Portrait of a Summer Teacher


Just a couple of months ago, the auditorium at the Yale Center for British Art was speckled with torn paper, art cards, paintbrushes, cups of water, scissors, glue sticks, items to smell, feel, hear, and see. It was also speckled with teachers – teachers painting, tearing, gluing, drawing – and it was very quiet. The Summer Institute for Visual Literacy was under way. Out of the silence, from the floor between two rows of auditorium seats, comes a voice: “I’m sorry to break the silence, but I just have to say – I could not be happier!”


Carol worked on a collage inspired by the phrase in the text doorway: “Calm Morning.” She finds collage “liberating because it doesn’t require perfection.”



Sabine smelled lemon at the smell doorway, then found an art card to help her picture a place she’d visited. She used chalk to evoke a “blurry memory.”


In the Doorways workshop, everyone found themselves in their own stories. Lindsay was back on a crowded train. Juliet was back in South India with the smell of coconut and Gaugin colors. Joe went back 30 years to share coffee with his brother in Texas. We left behind our fast-paced, distracting lives that week. We slowed down. We paid attention. We relaxed. And like a vacation, we knew it was going to be hard to take it with us.

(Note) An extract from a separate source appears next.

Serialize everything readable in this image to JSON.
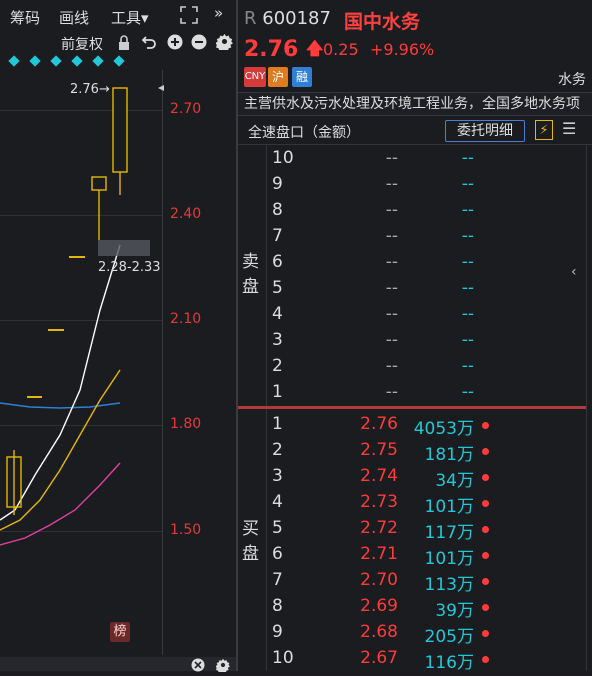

As the first weeks of school are under way, I hope that teachers have found a way to harness this kind of deliberate, deep thinking and take it with them into the  year. Whether it’s altering everything you do just a little bit by bringing visuals into the classroom, or just keeping a journal for yourself for a while, the end result is better learning – and happier teachers.